It should come as no surprise that Escamillo (Christian Pursell) was played up as the perfect contrast to the ideal of rustic domesticity, someone completely self-assured and dignified in the dangers of city life, even with a prepossessing exterior exuding politesse and refinement, but never wasting an opportunity to engage in some shameless marketing in the mountains. In other words, he was very much the equal of Carmen’s shady smuggler companions, just with celebrity hustle and sparkle. With a resonant yet surgically precise baritone voice to match this conception, Pursell is assuredly someone I will be watching in future, as the one thing he definitely radiates is versatility!
(And as for those smugglers, Luke Sutliff (Dancaïro) and Ricardo Garcia (Remendado) were definitely wide-eyed enough, the former especially so, to execute any scheme with nimbleness of voice and limb!)

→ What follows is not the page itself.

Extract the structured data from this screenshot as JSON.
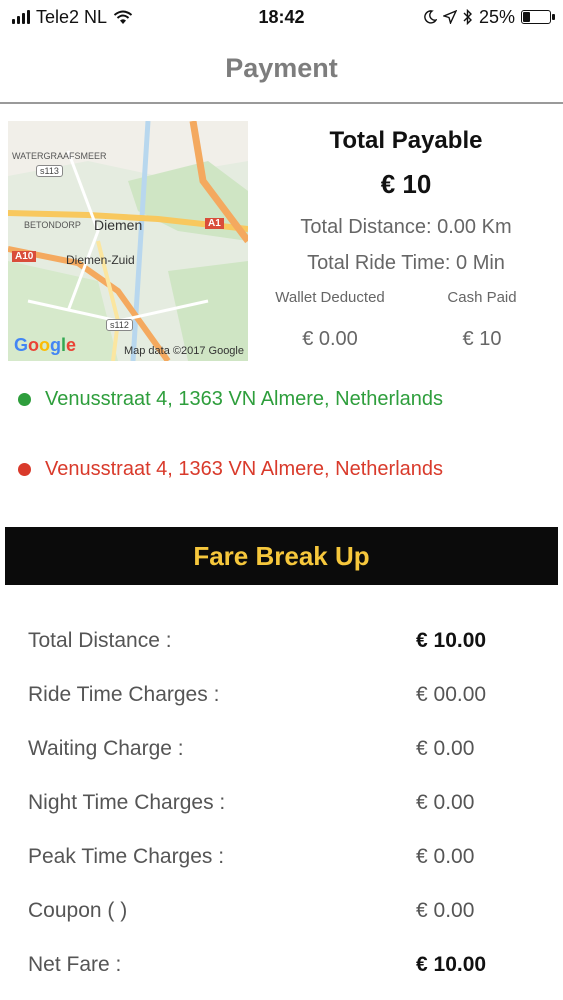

The Houston Grand Opera Chorus was clearly happy to be back, and they had many opportunities to shine, even if the pervasive myth that French can only ever be approximated en masse was as ever difficult to evade. I particularly found the ladies’ hairpieces very intriguing, serving as they do a dual representation: first, of the men’s projections of “this is what cigarette girls look like, let us have our fun with them.” They certainly have to be almost imaginary because such hairpieces would be quite dangerous around pre-regulation factories, although they were more eccentric hairpieces than the imitations of Louis XV wigs worn by the visibly extravagant Frasquita (Raven McMillon) and Mercédès (Sun-Ly Pierce). Talk about projection! Second, these hairpieces were representational of the plot as a whole, wherein Don José projects so many of his frustrations onto Carmen, for all the musical themes that would have us believe that Fate is unavoidable.
I could easily go on, but this is the most perfectly encapsulated example of the numerous effective ways in which this production shines a light onto all the many perspectives it is possible for Carmen to have, so as to appeal to people witnessing it from any conceivable angle and willing to engage with this masterwork on its own terms and not merely its most provocative stereotypes. Is not this the epitome of unity in these times?